This irreverence could not have been adequately conveyed without a spot-on translation, and as per usual, NIS and Atlus do not disappoint. One of the few truly funny RPGs out there, Disgaea features a number of laugh-out-loud moments, and some of the predicaments faced by Laharl, Etna, and the various riffraff they pick up along the way, from an Angel trainee who cheerfully announces that she’s an assassin to a Defender of Earth who just can’t get enough of picnicking, only add to the ribaldry. The only discernable error in the script is the use of the term “alright”, which is an unfortunate usage that is sometimes overlooked even by publications. Beyond that, it is a spotless job, and it is housed in a pretty spotless interface. Disgaea‘s menus are easy to access, and the shops include a welcome “Try it on” option allowing players to accessorize with style among a roster of characters that can grow into the dozens.
It is very easy to knock out a substandard TRPG, and it is to NIS’s credit that it has become a leading name in this genre. Disgaea was really the title that announced the company’s emergence, and part of the reason was its willingness to do away with the standard elements of the genre. Slow-paced battles turn into quick affairs that nonetheless retain a fair amount of strategy, the world map is replaced by a central location from which players do battle, and random encounters are solved by the highly addictive item world.
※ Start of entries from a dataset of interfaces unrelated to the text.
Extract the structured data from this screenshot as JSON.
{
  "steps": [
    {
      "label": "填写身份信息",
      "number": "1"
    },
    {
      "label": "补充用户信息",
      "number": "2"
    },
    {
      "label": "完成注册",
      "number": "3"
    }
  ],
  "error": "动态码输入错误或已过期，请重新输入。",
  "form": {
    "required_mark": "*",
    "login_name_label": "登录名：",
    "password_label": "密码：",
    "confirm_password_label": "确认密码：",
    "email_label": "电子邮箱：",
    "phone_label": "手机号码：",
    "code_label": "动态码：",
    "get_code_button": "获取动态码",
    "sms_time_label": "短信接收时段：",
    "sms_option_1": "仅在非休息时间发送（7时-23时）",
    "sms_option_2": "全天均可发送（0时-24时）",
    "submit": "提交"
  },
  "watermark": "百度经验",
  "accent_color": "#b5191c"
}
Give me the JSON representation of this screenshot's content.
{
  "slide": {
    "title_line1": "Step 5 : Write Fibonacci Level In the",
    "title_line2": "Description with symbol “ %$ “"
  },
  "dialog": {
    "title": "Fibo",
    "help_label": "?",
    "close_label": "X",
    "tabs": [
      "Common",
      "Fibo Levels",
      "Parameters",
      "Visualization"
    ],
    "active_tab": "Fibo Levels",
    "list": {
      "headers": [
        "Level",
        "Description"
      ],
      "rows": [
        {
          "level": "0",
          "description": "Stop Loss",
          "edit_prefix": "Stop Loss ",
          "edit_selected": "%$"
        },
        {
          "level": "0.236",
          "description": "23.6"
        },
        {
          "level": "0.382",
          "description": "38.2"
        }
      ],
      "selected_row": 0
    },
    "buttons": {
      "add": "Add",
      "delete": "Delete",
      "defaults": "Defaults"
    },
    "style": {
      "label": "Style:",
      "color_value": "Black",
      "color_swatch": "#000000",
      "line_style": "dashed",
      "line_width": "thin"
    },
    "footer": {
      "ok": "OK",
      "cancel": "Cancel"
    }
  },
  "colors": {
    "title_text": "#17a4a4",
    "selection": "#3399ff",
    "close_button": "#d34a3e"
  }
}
Add to that the geo panels, the Demonic Assembly, and the various other extras that enter into the equation, and it’s easy to see why Disgaea was such a surprise hit on its release.
Of course, the number one reason for that success is probably the story, which is bar none the most irreverent romp that still manages to retain a certain element of seriousness and dignity. Each chapter begins with a vignette in which the main characters mock the upcoming events in what is styled as an advertisement for a cartoon, and the actual plot itself often descends into this kind of lunacy all by itself. A recurring character called Mid-Boss continually pesters Laharl at every turn, Angel Assassins wax eloquent about the power of love while staring down the barrel of a giant cannon, Power Rangers make cameo appearances, and the penguin-esque Prinnies that cheerfully explode through every chapter all combine to add that certain something. More than anything else, the storyline is what makes Disgaea, and though it is not the source of most of the game’s gameplay, it is the source of its soul.
There is very little not to like about Disgaea, in the end; while the battle system is simplistic and the enemies stone-stupid, every other part of the package has been polished till it shines, and with a humorous story, addictive gameplay, and potentially endless hours of fun, there are few titles that offer the bang for buck that Disgaea does. While it was originally the victim of a limited release, its success prompted Atlus to reissue the title, and so it should be fairly easy to pick it up. Failing to do so means failing to cash in on countless hours of enjoyment, and this, more than anything, should be reason enough to pick it up. Well, that and there are no musical numbers sung by demented frogs.